[Page and application data records]
• • • • •

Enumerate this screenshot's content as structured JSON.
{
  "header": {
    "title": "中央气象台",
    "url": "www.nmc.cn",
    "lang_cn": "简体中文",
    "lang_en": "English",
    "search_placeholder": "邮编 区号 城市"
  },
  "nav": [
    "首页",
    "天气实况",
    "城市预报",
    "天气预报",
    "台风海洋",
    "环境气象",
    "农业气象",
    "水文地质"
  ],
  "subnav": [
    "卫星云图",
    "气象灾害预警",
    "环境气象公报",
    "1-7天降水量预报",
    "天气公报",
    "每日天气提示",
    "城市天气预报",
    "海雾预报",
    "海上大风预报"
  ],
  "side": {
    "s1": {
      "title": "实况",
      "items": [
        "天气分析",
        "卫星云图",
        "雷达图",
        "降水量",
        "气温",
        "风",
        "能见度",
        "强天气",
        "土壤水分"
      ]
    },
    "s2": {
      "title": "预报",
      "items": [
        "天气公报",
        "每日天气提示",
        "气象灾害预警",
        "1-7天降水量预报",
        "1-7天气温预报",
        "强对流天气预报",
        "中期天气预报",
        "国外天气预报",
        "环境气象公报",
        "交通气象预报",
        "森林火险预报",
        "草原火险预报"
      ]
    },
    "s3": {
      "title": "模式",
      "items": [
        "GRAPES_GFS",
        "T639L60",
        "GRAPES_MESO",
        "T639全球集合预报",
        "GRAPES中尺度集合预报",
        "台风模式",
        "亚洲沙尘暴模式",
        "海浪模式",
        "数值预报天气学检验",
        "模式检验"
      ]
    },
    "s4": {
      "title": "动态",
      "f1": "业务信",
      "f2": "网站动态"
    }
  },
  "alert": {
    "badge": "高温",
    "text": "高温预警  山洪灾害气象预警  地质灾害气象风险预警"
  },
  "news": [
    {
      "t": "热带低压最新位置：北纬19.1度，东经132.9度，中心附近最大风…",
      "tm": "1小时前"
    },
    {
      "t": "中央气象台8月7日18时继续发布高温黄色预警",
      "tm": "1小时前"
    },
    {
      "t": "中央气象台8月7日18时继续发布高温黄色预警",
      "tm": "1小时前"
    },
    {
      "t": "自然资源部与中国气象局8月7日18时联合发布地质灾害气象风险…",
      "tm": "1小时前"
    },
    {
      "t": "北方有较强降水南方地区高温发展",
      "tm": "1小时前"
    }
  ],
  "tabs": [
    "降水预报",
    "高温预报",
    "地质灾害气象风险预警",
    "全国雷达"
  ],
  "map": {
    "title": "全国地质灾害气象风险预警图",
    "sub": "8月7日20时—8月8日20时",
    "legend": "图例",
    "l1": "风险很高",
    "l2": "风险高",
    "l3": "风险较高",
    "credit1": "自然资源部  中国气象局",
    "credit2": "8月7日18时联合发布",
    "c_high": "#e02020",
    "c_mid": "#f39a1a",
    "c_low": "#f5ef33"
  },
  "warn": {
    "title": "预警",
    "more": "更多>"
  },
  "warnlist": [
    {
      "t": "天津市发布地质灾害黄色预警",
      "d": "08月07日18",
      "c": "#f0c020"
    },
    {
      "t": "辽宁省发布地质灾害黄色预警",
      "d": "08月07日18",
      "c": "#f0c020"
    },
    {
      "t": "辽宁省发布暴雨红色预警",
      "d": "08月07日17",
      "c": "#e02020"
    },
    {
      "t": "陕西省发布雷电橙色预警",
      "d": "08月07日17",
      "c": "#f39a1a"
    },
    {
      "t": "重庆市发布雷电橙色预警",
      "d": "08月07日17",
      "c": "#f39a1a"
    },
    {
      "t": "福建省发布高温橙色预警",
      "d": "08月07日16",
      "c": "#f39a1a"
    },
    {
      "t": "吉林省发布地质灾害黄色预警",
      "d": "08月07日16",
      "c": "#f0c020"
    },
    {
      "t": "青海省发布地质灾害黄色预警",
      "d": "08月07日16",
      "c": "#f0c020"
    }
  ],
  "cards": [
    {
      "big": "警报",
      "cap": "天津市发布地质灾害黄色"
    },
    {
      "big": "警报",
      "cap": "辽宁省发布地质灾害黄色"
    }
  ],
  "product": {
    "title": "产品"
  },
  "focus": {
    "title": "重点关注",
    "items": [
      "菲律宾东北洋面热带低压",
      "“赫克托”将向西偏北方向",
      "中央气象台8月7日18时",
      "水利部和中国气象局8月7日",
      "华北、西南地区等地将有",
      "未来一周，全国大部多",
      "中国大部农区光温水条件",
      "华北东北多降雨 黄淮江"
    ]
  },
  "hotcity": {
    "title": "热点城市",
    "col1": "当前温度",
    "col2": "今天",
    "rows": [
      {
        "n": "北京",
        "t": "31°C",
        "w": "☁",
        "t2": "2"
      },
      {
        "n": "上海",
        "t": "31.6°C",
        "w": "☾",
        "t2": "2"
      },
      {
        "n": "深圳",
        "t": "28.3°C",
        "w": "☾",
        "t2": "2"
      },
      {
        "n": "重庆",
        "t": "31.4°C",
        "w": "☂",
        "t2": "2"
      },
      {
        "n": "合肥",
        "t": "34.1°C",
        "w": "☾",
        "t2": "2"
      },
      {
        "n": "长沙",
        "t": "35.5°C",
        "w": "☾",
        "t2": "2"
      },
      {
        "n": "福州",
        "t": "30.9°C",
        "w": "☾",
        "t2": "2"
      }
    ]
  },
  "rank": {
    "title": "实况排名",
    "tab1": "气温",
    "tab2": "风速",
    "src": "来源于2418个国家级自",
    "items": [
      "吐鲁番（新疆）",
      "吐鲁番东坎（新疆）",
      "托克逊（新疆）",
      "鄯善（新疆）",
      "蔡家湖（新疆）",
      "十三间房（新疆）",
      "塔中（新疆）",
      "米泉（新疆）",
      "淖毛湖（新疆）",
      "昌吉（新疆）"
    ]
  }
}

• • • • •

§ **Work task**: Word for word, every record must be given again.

§ **Worked solution**:
Enumerate this screenshot's content as structured JSON.
{
  "header": {
    "title": "中央气象台",
    "url": "www.nmc.cn",
    "lang_cn": "简体中文",
    "lang_en": "English",
    "search_placeholder": "邮编 区号 城市"
  },
  "nav": [
    "首页",
    "天气实况",
    "城市预报",
    "天气预报",
    "台风海洋",
    "环境气象",
    "农业气象",
    "水文地质"
  ],
  "subnav": [
    "卫星云图",
    "气象灾害预警",
    "环境气象公报",
    "1-7天降水量预报",
    "天气公报",
    "每日天气提示",
    "城市天气预报",
    "海雾预报",
    "海上大风预报"
  ],
  "side": {
    "s1": {
      "title": "实况",
      "items": [
        "天气分析",
        "卫星云图",
        "雷达图",
        "降水量",
        "气温",
        "风",
        "能见度",
        "强天气",
        "土壤水分"
      ]
    },
    "s2": {
      "title": "预报",
      "items": [
        "天气公报",
        "每日天气提示",
        "气象灾害预警",
        "1-7天降水量预报",
        "1-7天气温预报",
        "强对流天气预报",
        "中期天气预报",
        "国外天气预报",
        "环境气象公报",
        "交通气象预报",
        "森林火险预报",
        "草原火险预报"
      ]
    },
    "s3": {
      "title": "模式",
      "items": [
        "GRAPES_GFS",
        "T639L60",
        "GRAPES_MESO",
        "T639全球集合预报",
        "GRAPES中尺度集合预报",
        "台风模式",
        "亚洲沙尘暴模式",
        "海浪模式",
        "数值预报天气学检验",
        "模式检验"
      ]
    },
    "s4": {
      "title": "动态",
      "f1": "业务信",
      "f2": "网站动态"
    }
  },
  "alert": {
    "badge": "高温",
    "text": "高温预警  山洪灾害气象预警  地质灾害气象风险预警"
  },
  "news": [
    {
      "t": "热带低压最新位置：北纬19.1度，东经132.9度，中心附近最大风…",
      "tm": "1小时前"
    },
    {
      "t": "中央气象台8月7日18时继续发布高温黄色预警",
      "tm": "1小时前"
    },
    {
      "t": "中央气象台8月7日18时继续发布高温黄色预警",
      "tm": "1小时前"
    },
    {
      "t": "自然资源部与中国气象局8月7日18时联合发布地质灾害气象风险…",
      "tm": "1小时前"
    },
    {
      "t": "北方有较强降水南方地区高温发展",
      "tm": "1小时前"
    }
  ],
  "tabs": [
    "降水预报",
    "高温预报",
    "地质灾害气象风险预警",
    "全国雷达"
  ],
  "map": {
    "title": "全国地质灾害气象风险预警图",
    "sub": "8月7日20时—8月8日20时",
    "legend": "图例",
    "l1": "风险很高",
    "l2": "风险高",
    "l3": "风险较高",
    "credit1": "自然资源部  中国气象局",
    "credit2": "8月7日18时联合发布",
    "c_high": "#e02020",
    "c_mid": "#f39a1a",
    "c_low": "#f5ef33"
  },
  "warn": {
    "title": "预警",
    "more": "更多>"
  },
  "warnlist": [
    {
      "t": "天津市发布地质灾害黄色预警",
      "d": "08月07日18",
      "c": "#f0c020"
    },
    {
      "t": "辽宁省发布地质灾害黄色预警",
      "d": "08月07日18",
      "c": "#f0c020"
    },
    {
      "t": "辽宁省发布暴雨红色预警",
      "d": "08月07日17",
      "c": "#e02020"
    },
    {
      "t": "陕西省发布雷电橙色预警",
      "d": "08月07日17",
      "c": "#f39a1a"
    },
    {
      "t": "重庆市发布雷电橙色预警",
      "d": "08月07日17",
      "c": "#f39a1a"
    },
    {
      "t": "福建省发布高温橙色预警",
      "d": "08月07日16",
      "c": "#f39a1a"
    },
    {
      "t": "吉林省发布地质灾害黄色预警",
      "d": "08月07日16",
      "c": "#f0c020"
    },
    {
      "t": "青海省发布地质灾害黄色预警",
      "d": "08月07日16",
      "c": "#f0c020"
    }
  ],
  "cards": [
    {
      "big": "警报",
      "cap": "天津市发布地质灾害黄色"
    },
    {
      "big": "警报",
      "cap": "辽宁省发布地质灾害黄色"
    }
  ],
  "product": {
    "title": "产品"
  },
  "focus": {
    "title": "重点关注",
    "items": [
      "菲律宾东北洋面热带低压",
      "“赫克托”将向西偏北方向",
      "中央气象台8月7日18时",
      "水利部和中国气象局8月7日",
      "华北、西南地区等地将有",
      "未来一周，全国大部多",
      "中国大部农区光温水条件",
      "华北东北多降雨 黄淮江"
    ]
  },
  "hotcity": {
    "title": "热点城市",
    "col1": "当前温度",
    "col2": "今天",
    "rows": [
      {
        "n": "北京",
        "t": "31°C",
        "w": "☁",
        "t2": "2"
      },
      {
        "n": "上海",
        "t": "31.6°C",
        "w": "☾",
        "t2": "2"
      },
      {
        "n": "深圳",
        "t": "28.3°C",
        "w": "☾",
        "t2": "2"
      },
      {
        "n": "重庆",
        "t": "31.4°C",
        "w": "☂",
        "t2": "2"
      },
      {
        "n": "合肥",
        "t": "34.1°C",
        "w": "☾",
        "t2": "2"
      },
      {
        "n": "长沙",
        "t": "35.5°C",
        "w": "☾",
        "t2": "2"
      },
      {
        "n": "福州",
        "t": "30.9°C",
        "w": "☾",
        "t2": "2"
      }
    ]
  },
  "rank": {
    "title": "实况排名",
    "tab1": "气温",
    "tab2": "风速",
    "src": "来源于2418个国家级自",
    "items": [
      "吐鲁番（新疆）",
      "吐鲁番东坎（新疆）",
      "托克逊（新疆）",
      "鄯善（新疆）",
      "蔡家湖（新疆）",
      "十三间房（新疆）",
      "塔中（新疆）",
      "米泉（新疆）",
      "淖毛湖（新疆）",
      "昌吉（新疆）"
    ]
  }
}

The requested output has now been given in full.